*** Available records ***

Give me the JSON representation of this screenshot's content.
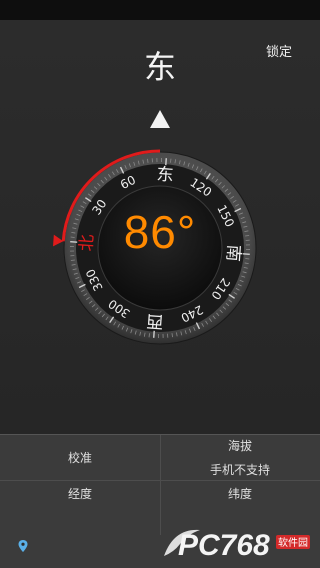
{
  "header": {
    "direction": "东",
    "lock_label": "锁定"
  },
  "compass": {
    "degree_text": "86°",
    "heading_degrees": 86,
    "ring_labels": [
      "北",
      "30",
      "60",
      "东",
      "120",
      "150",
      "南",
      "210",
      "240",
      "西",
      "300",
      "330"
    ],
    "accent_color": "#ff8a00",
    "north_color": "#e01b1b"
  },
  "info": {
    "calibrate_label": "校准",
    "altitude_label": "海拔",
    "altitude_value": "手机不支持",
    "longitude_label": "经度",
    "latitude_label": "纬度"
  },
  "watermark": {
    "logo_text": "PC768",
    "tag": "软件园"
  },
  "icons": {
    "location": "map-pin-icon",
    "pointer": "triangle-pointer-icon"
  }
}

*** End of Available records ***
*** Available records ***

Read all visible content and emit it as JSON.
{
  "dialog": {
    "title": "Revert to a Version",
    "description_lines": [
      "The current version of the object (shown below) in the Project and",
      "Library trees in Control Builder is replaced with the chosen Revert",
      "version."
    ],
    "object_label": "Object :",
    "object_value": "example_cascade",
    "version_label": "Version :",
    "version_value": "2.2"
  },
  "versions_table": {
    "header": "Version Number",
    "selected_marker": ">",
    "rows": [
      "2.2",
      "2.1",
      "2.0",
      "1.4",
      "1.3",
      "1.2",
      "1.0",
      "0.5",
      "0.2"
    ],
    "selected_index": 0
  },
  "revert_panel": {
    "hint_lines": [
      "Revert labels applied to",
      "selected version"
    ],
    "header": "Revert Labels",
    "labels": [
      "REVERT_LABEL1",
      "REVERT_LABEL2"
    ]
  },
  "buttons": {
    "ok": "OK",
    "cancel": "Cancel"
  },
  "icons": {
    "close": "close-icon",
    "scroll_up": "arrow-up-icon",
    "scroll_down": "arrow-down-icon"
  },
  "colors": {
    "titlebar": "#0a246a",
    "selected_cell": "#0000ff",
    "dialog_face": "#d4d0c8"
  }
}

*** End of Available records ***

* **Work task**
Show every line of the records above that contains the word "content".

* **Response box**
Give me the JSON representation of this screenshot's content.
Read all visible content and emit it as JSON.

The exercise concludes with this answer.